- Provided material
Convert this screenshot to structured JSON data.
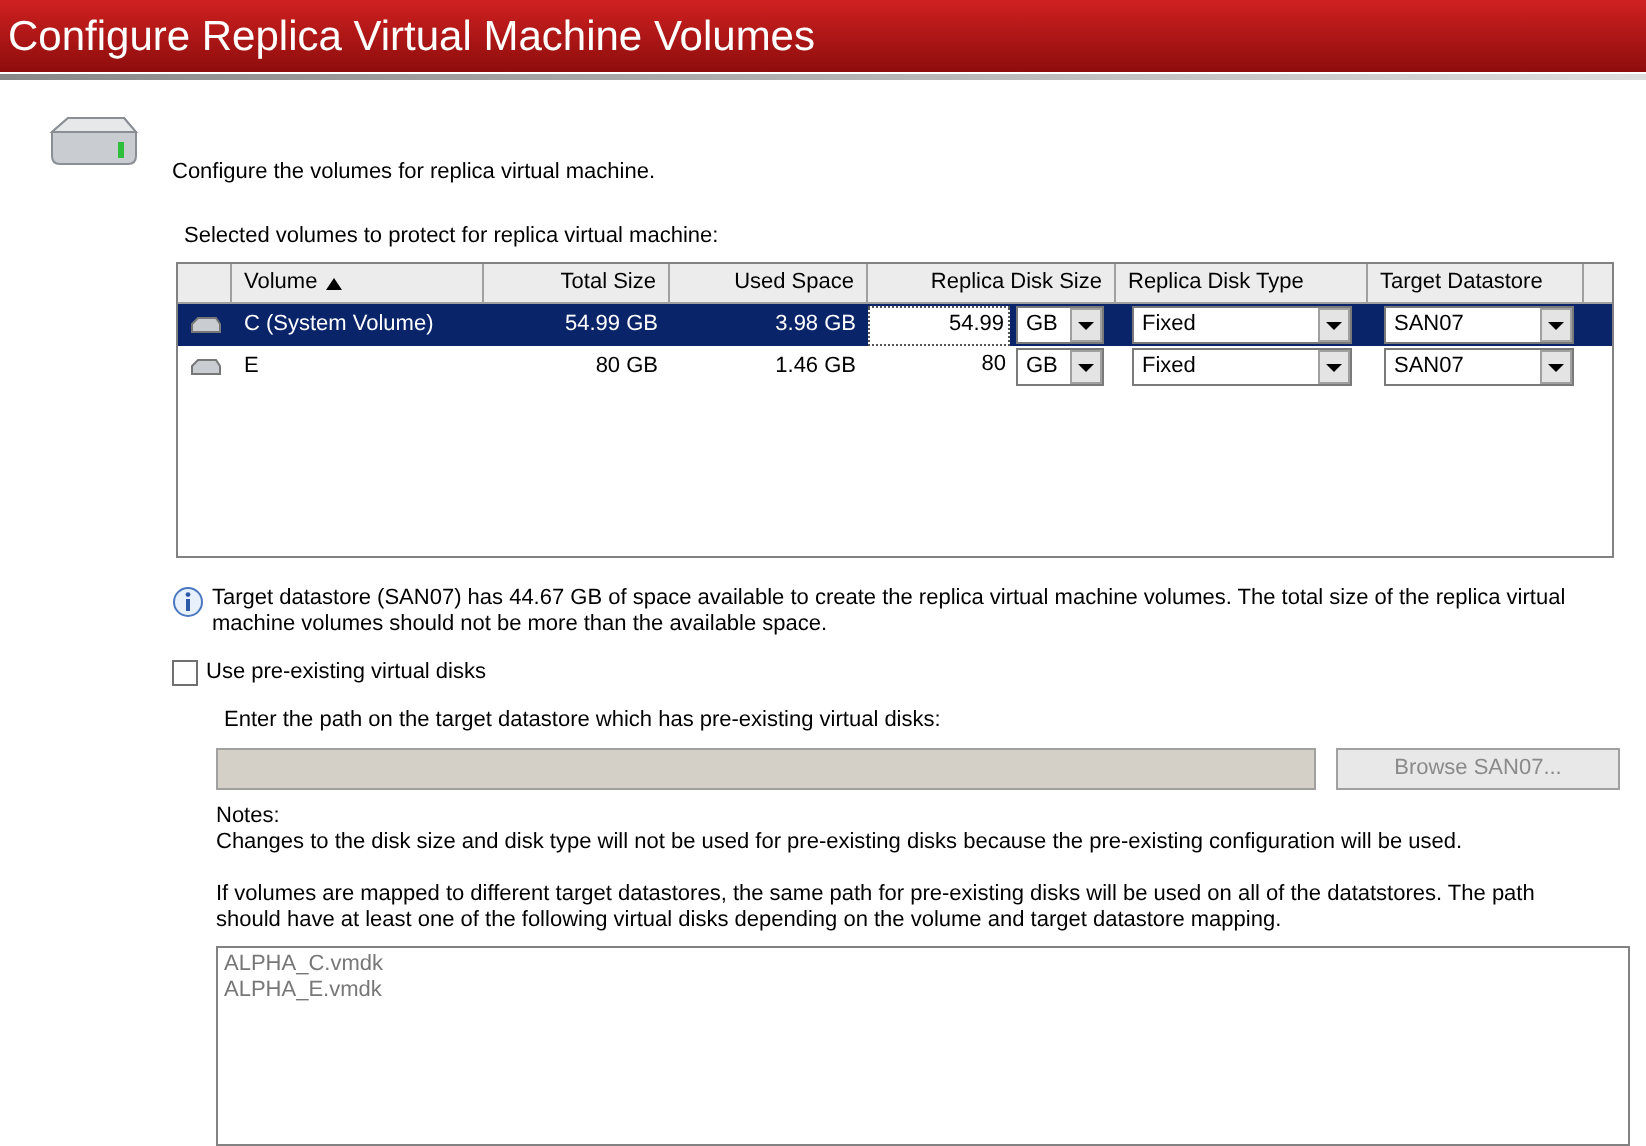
{
  "title": "Configure Replica Virtual Machine Volumes",
  "intro": "Configure the volumes for replica virtual machine.",
  "table_label": "Selected volumes to protect for replica virtual machine:",
  "table": {
    "columns": [
      {
        "label": "Volume",
        "sorted": true
      },
      {
        "label": "Total Size",
        "sorted": false
      },
      {
        "label": "Used Space",
        "sorted": false
      },
      {
        "label": "Replica Disk Size",
        "sorted": false
      },
      {
        "label": "Replica Disk Type",
        "sorted": false
      },
      {
        "label": "Target Datastore",
        "sorted": false
      }
    ],
    "rows": [
      {
        "selected": true,
        "volume": "C (System Volume)",
        "total_size": "54.99 GB",
        "used_space": "3.98 GB",
        "replica_size": "54.99",
        "unit": "GB",
        "disk_type": "Fixed",
        "datastore": "SAN07"
      },
      {
        "selected": false,
        "volume": "E",
        "total_size": "80 GB",
        "used_space": "1.46 GB",
        "replica_size": "80",
        "unit": "GB",
        "disk_type": "Fixed",
        "datastore": "SAN07"
      }
    ]
  },
  "info": "Target datastore (SAN07) has 44.67 GB of space available to create the replica virtual machine volumes. The total size of the replica virtual machine volumes should not be more than the available space.",
  "use_existing": {
    "label": "Use pre-existing virtual disks",
    "checked": false
  },
  "path_label": "Enter the path on the target datastore which has pre-existing virtual disks:",
  "path_field": {
    "disabled": true
  },
  "browse_button": {
    "label": "Browse SAN07...",
    "disabled": true
  },
  "notes_heading": "Notes:",
  "notes": [
    "Changes to the disk size and disk type will not be used for pre-existing disks because the pre-existing configuration will be used.",
    "If volumes are mapped to different target datastores, the same path for pre-existing disks will be used on all of the datatstores. The path should have at least one of the following virtual disks depending on the volume and target datastore mapping."
  ],
  "disk_list": [
    "ALPHA_C.vmdk",
    "ALPHA_E.vmdk"
  ]
}
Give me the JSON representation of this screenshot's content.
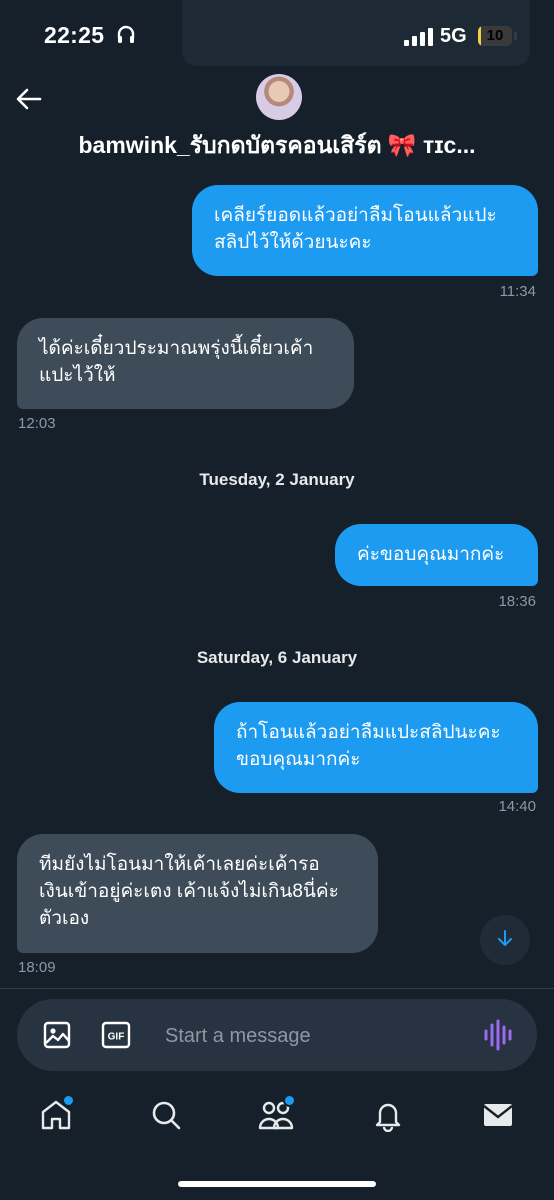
{
  "status_bar": {
    "time": "22:25",
    "network": "5G",
    "battery": "10",
    "battery_level": 0.1
  },
  "header": {
    "title": "bamwink_รับกดบัตรคอนเสิร์ต 🎀 ᴛɪᴄ..."
  },
  "messages": [
    {
      "direction": "sent",
      "text": "เคลียร์ยอดแล้วอย่าลืมโอนแล้วแปะ\nสลิปไว้ให้ด้วยนะคะ",
      "time": "11:34"
    },
    {
      "direction": "received",
      "text": "ได้ค่ะเดี๋ยวประมาณพรุ่งนี้เดี๋ยวเค้า\nแปะไว้ให้",
      "time": "12:03"
    },
    {
      "direction": "sent",
      "text": "ค่ะขอบคุณมากค่ะ",
      "time": "18:36"
    },
    {
      "direction": "sent",
      "text": "ถ้าโอนแล้วอย่าลืมแปะสลิปนะคะ\nขอบคุณมากค่ะ",
      "time": "14:40"
    },
    {
      "direction": "received",
      "text": "ทีมยังไม่โอนมาให้เค้าเลยค่ะเค้ารอ\nเงินเข้าอยู่ค่ะเตง เค้าแจ้งไม่เกิน8นี่ค่ะ\nตัวเอง",
      "time": "18:09"
    }
  ],
  "date_separators": [
    "Tuesday, 2 January",
    "Saturday, 6 January"
  ],
  "composer": {
    "placeholder": "Start a message",
    "gif_label": "GIF"
  },
  "nav": {
    "items": [
      "home-icon",
      "search-icon",
      "communities-icon",
      "notifications-icon",
      "messages-icon"
    ]
  },
  "colors": {
    "background": "#15202b",
    "sent_bubble": "#1d9bf0",
    "received_bubble": "#3e4c59",
    "accent": "#1d9bf0",
    "voice": "#9b6bf2"
  }
}
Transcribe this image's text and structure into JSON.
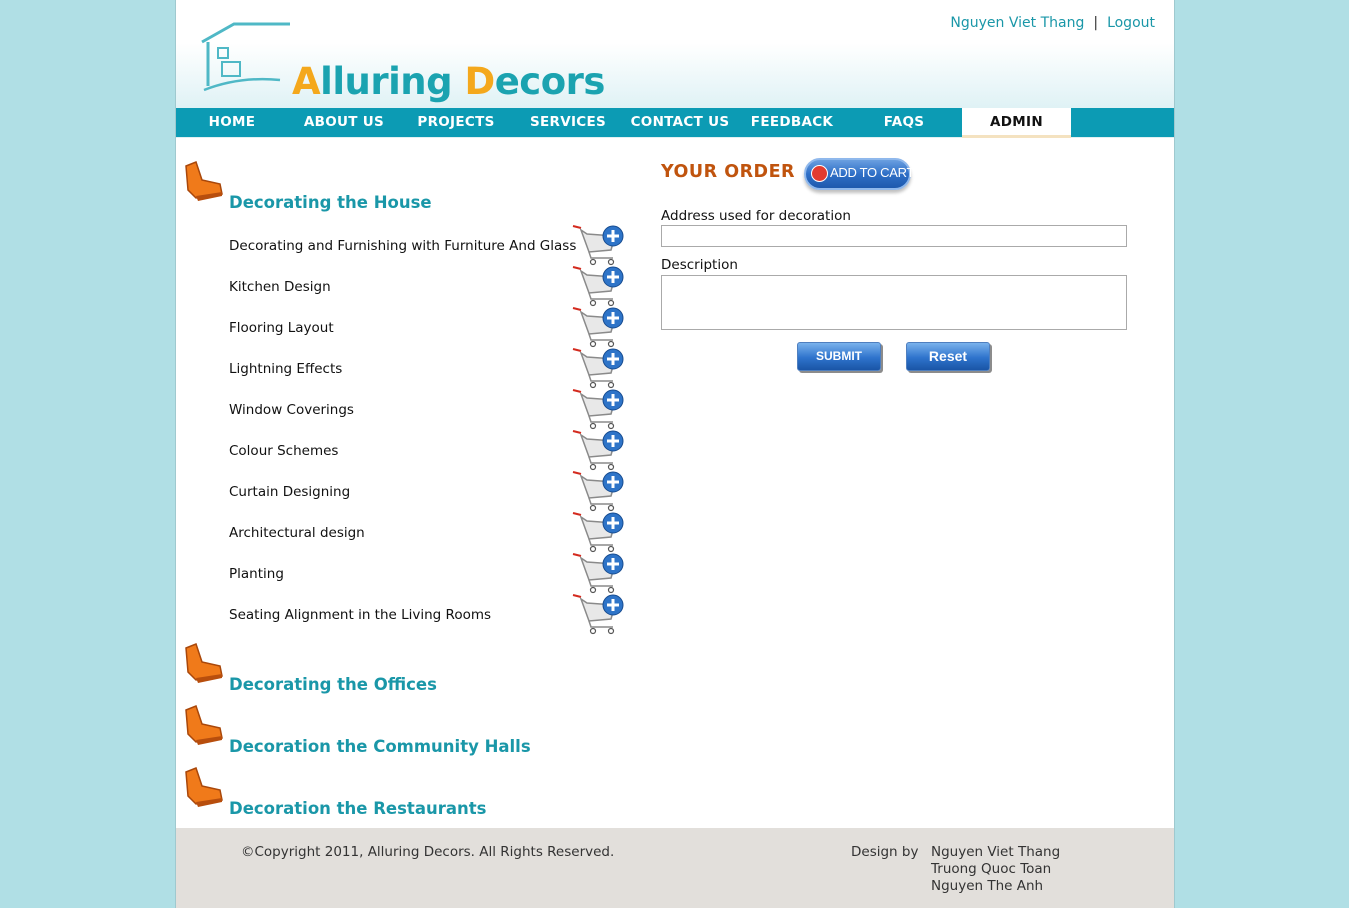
{
  "brand": {
    "logo_first_letter_1": "A",
    "logo_rest_1": "lluring ",
    "logo_first_letter_2": "D",
    "logo_rest_2": "ecors"
  },
  "user": {
    "name": "Nguyen Viet Thang",
    "separator": "|",
    "logout": "Logout"
  },
  "nav": {
    "items": [
      {
        "label": "HOME"
      },
      {
        "label": "ABOUT US"
      },
      {
        "label": "PROJECTS"
      },
      {
        "label": "SERVICES"
      },
      {
        "label": "CONTACT US"
      },
      {
        "label": "FEEDBACK"
      },
      {
        "label": "FAQS"
      },
      {
        "label": "ADMIN"
      }
    ],
    "active": "ADMIN"
  },
  "categories": {
    "house": {
      "title": "Decorating the House",
      "services": [
        "Decorating and Furnishing with Furniture And Glass",
        "Kitchen Design",
        "Flooring Layout",
        "Lightning Effects",
        "Window Coverings",
        "Colour Schemes",
        "Curtain Designing",
        "Architectural design",
        "Planting",
        "Seating Alignment in the Living Rooms"
      ]
    },
    "offices": {
      "title": "Decorating the Offices"
    },
    "halls": {
      "title": "Decoration the Community Halls"
    },
    "restaurants": {
      "title": "Decoration the Restaurants"
    }
  },
  "order": {
    "title": "YOUR ORDER",
    "add_to_cart": "ADD TO CART",
    "address_label": "Address used for decoration",
    "address_value": "",
    "description_label": "Description",
    "description_value": "",
    "submit": "SUBMIT",
    "reset": "Reset"
  },
  "footer": {
    "copyright": "©Copyright 2011, Alluring Decors. All Rights Reserved.",
    "design_by": "Design by",
    "designers": [
      "Nguyen Viet Thang",
      "Truong Quoc Toan",
      "Nguyen The Anh"
    ]
  },
  "colors": {
    "background": "#b0dfe5",
    "nav": "#0c9bb4",
    "accent_teal": "#1a97a8",
    "accent_orange": "#f4a81c",
    "order_title": "#c0540e",
    "footer": "#e2dfdb"
  }
}
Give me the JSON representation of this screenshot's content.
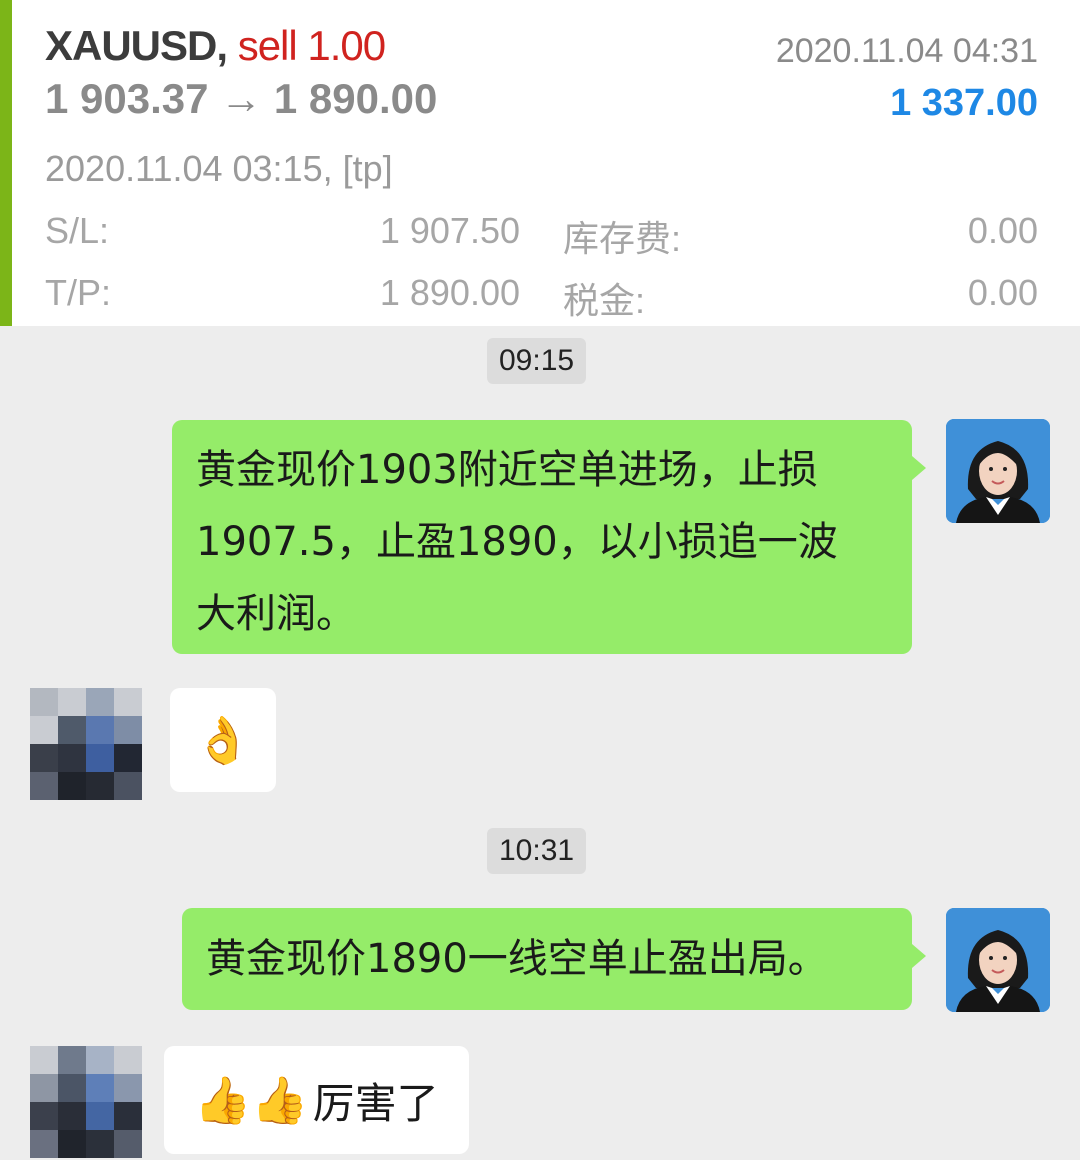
{
  "trade": {
    "symbol": "XAUUSD",
    "separator": ",",
    "side": "sell",
    "volume": "1.00",
    "open_price": "1 903.37",
    "arrow": "→",
    "close_price": "1 890.00",
    "close_time": "2020.11.04 04:31",
    "profit": "1 337.00",
    "open_info": "2020.11.04 03:15, [tp]",
    "sl_label": "S/L:",
    "sl_value": "1 907.50",
    "tp_label": "T/P:",
    "tp_value": "1 890.00",
    "swap_label": "库存费:",
    "swap_value": "0.00",
    "tax_label": "税金:",
    "tax_value": "0.00",
    "accent_color": "#7cb518",
    "profit_color": "#1e88e5",
    "sell_color": "#d0231f"
  },
  "chat": {
    "time_1": "09:15",
    "msg_1_line_1": "黄金现价1903附近空单进场，止损",
    "msg_1_line_2": "1907.5，止盈1890，以小损追一波",
    "msg_1_line_3": "大利润。",
    "reply_1_emoji": "👌",
    "time_2": "10:31",
    "msg_2": "黄金现价1890一线空单止盈出局。",
    "reply_2_emoji_1": "👍",
    "reply_2_emoji_2": "👍",
    "reply_2_text": "厉害了",
    "bubble_green": "#95ec69",
    "background": "#ededed"
  }
}
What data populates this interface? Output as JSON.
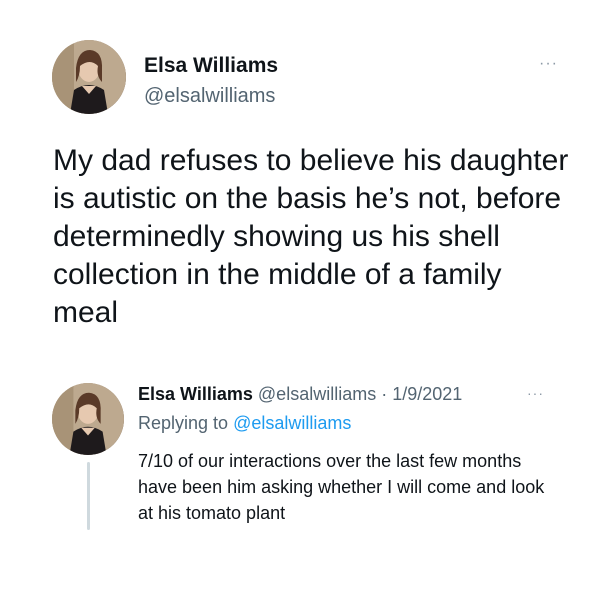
{
  "main_tweet": {
    "author_name": "Elsa Williams",
    "author_handle": "@elsalwilliams",
    "more_label": "···",
    "text": "My dad refuses to believe his daughter is autistic on the basis he’s not, before determinedly showing us his shell collection in the middle of a family meal"
  },
  "reply_tweet": {
    "author_name": "Elsa Williams",
    "meta": "@elsalwilliams · 1/9/2021",
    "more_label": "···",
    "replying_prefix": "Replying to",
    "replying_handle": "@elsalwilliams",
    "text": "7/10 of our interactions over the last few months have been him asking whether I will come and look at his tomato plant"
  },
  "colors": {
    "text": "#0f1419",
    "secondary": "#536471",
    "link": "#1d9bf0",
    "thread_line": "#cfd9de"
  }
}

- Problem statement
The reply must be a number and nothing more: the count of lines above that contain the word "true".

- Response area
4